Some pay day lenders are still failing to carry out basic checks before giving out loans, a Blackpool charity has warned.
Staff at the Citizens’ Advice Bureau (CAB) said a national survey showed more than a quarter of borrowers said they had not been asked about their financial situation before getting loans.
The charity said those who did not go through credit checks were nearly twice as likely to have trouble repaying their loan as those who did remember having checks,.
The Financial Conduct Authority (FCA) introduced a cap on payday loan interest rates and fees in January 2015.
Since then Citizens Advice said it had helped people with 45 per cent fewer payday loan problems – from a monthly average of 2,821 issues pre-cap to 1,534 afterwards.
It also found that since October 2013 nearly 40 per cent of payday loan firms have left the market.
Despite this, the charity said that some payday lenders were flouting the FCA’s responsible lending guidance, which says firms must take “reasonable steps” to make sure customers can meet repayments without experiencing financial difficulty.
Citizens Advice helped one 33-year-old man who was granted a payday loan following checks despite suffering from depression and alcoholism, having no permanent address, being previously declared bankrupt and having only benefit income.

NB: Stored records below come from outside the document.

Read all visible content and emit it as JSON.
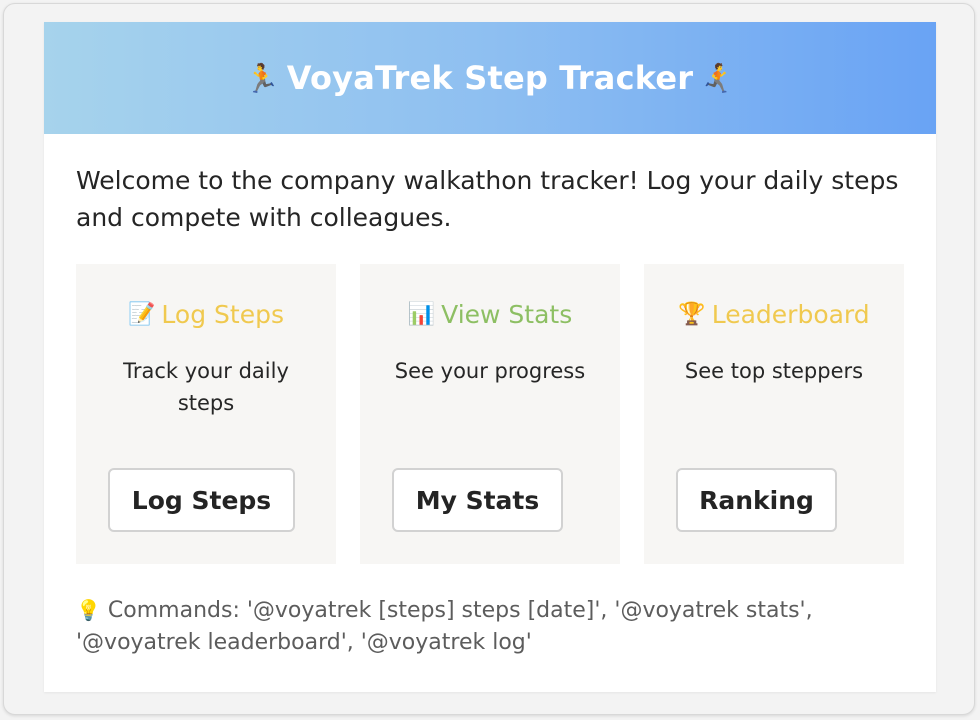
{
  "header": {
    "title": "VoyaTrek Step Tracker",
    "icon_left": "🏃",
    "icon_right": "🏃",
    "gradient": [
      "#a6d3ec",
      "#69a3f4"
    ]
  },
  "intro": {
    "text": "Welcome to the company walkathon tracker! Log your daily steps and compete with colleagues."
  },
  "tiles": [
    {
      "icon": "📝",
      "icon_name": "memo-icon",
      "title": "Log Steps",
      "title_color": "#f0c94f",
      "description": "Track your daily steps",
      "button_label": "Log Steps"
    },
    {
      "icon": "📊",
      "icon_name": "bar-chart-icon",
      "title": "View Stats",
      "title_color": "#8dbf63",
      "description": "See your progress",
      "button_label": "My Stats"
    },
    {
      "icon": "🏆",
      "icon_name": "trophy-icon",
      "title": "Leaderboard",
      "title_color": "#f0c94f",
      "description": "See top steppers",
      "button_label": "Ranking"
    }
  ],
  "footer": {
    "icon": "💡",
    "text": "Commands: '@voyatrek [steps] steps [date]', '@voyatrek stats', '@voyatrek leaderboard', '@voyatrek log'"
  }
}
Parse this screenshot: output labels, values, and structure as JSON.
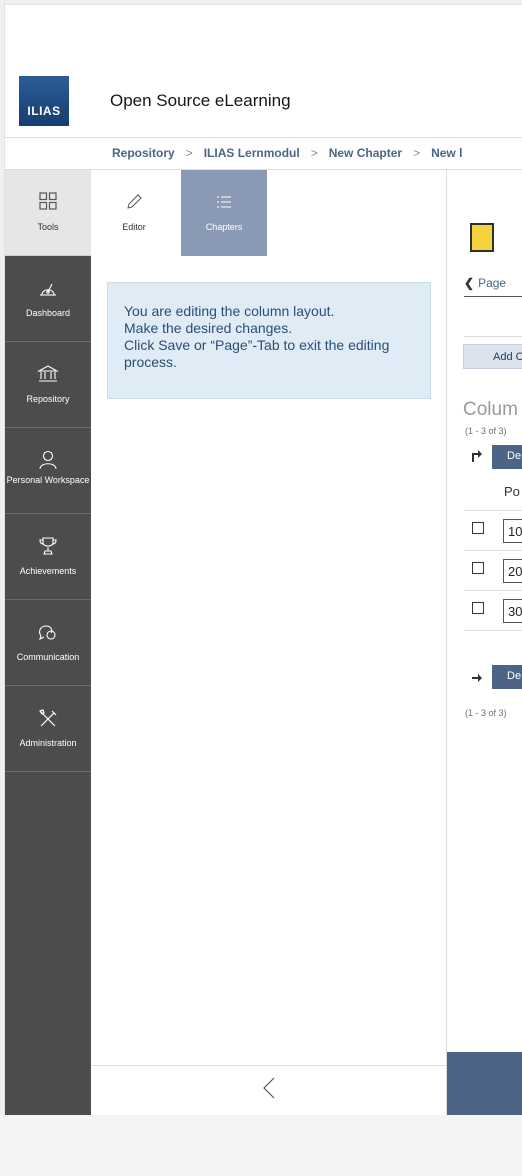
{
  "header": {
    "logo_text": "ILIAS",
    "site_title": "Open Source eLearning"
  },
  "breadcrumb": [
    "Repository",
    "ILIAS Lernmodul",
    "New Chapter",
    "New l"
  ],
  "mainbar": {
    "items": [
      {
        "label": "Tools",
        "icon": "grid-icon"
      },
      {
        "label": "Dashboard",
        "icon": "dashboard-icon"
      },
      {
        "label": "Repository",
        "icon": "bank-icon"
      },
      {
        "label": "Personal Workspace",
        "icon": "user-icon"
      },
      {
        "label": "Achievements",
        "icon": "trophy-icon"
      },
      {
        "label": "Communication",
        "icon": "chat-icon"
      },
      {
        "label": "Administration",
        "icon": "tools-icon"
      }
    ]
  },
  "slate": {
    "tabs": [
      {
        "label": "Editor",
        "icon": "pencil-icon"
      },
      {
        "label": "Chapters",
        "icon": "list-icon"
      }
    ],
    "info_lines": [
      "You are editing the column layout.",
      "Make the desired changes.",
      "Click Save or “Page”-Tab to exit the editing",
      "process."
    ]
  },
  "content": {
    "page_link": "Page",
    "add_button": "Add C",
    "table_title": "Colum",
    "range_top": "(1 - 3 of 3)",
    "range_bottom": "(1 - 3 of 3)",
    "action_button_top": "De",
    "action_button_bottom": "De",
    "column_header": "Po",
    "rows": [
      {
        "position": "10"
      },
      {
        "position": "20"
      },
      {
        "position": "30"
      }
    ]
  },
  "colors": {
    "mainbar_bg": "#4c4c4c",
    "accent": "#4c6586",
    "info_bg": "#dfecf6",
    "chapters_tab": "#8a9ab4",
    "page_icon": "#f5d33f"
  }
}
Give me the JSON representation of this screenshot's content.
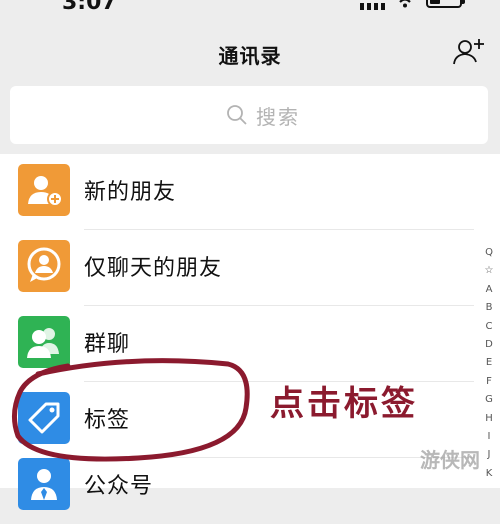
{
  "status_bar": {
    "time": "3:07"
  },
  "nav": {
    "title": "通讯录",
    "add_friend_icon": "add-friend-icon"
  },
  "search": {
    "placeholder": "搜索",
    "icon": "search-icon"
  },
  "contacts": [
    {
      "label": "新的朋友",
      "icon": "new-friend-icon",
      "color": "#f09a37"
    },
    {
      "label": "仅聊天的朋友",
      "icon": "chat-only-friend-icon",
      "color": "#f09a37"
    },
    {
      "label": "群聊",
      "icon": "group-chat-icon",
      "color": "#2fb354"
    },
    {
      "label": "标签",
      "icon": "tag-icon",
      "color": "#2f8ce5"
    },
    {
      "label": "公众号",
      "icon": "official-account-icon",
      "color": "#2f8ce5"
    }
  ],
  "index_bar": [
    "Q",
    "☆",
    "A",
    "B",
    "C",
    "D",
    "E",
    "F",
    "G",
    "H",
    "I",
    "J",
    "K"
  ],
  "annotation": {
    "text": "点击标签",
    "color": "#8b1a2e"
  },
  "watermark": {
    "text": "游侠网"
  }
}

Tracy Hopkins, from Blackpool CAB, said: “We know many similar things are happening in Blackpool.
“Our debt advisers heard from a young mum who was not paying rent or electricity bills as she was being chased constantly for repayments on a payday loan.
“One day she received 14 text messages about paying an instalment.
“We also have a man in his 40s who was paying back a loan of £350 and his payments could be anything from £20 to £50 every week or sometimes more frequent than weekly and he had not agreed a payment schedule at all.”
The survey quizzed people taking out a loan since January 2015 and found half of these borrowers were still getting into difficulty paying back their loans.
The report also highlights new methods being used to collect payments from people’s accounts. Citizens Advice nationally found a number cases where a payday lender asked people to share their internet banking details including login, password and memorable characters so a lender could directly access their account and adjust funds without advance permission from the borrower.
It helped one woman who was asked to share her online bank details when taking out a £180 payday loan. Her lender went on to add additional loans into her account every time her balance dropped below £50, or to take a loan repayment when the account had more funds.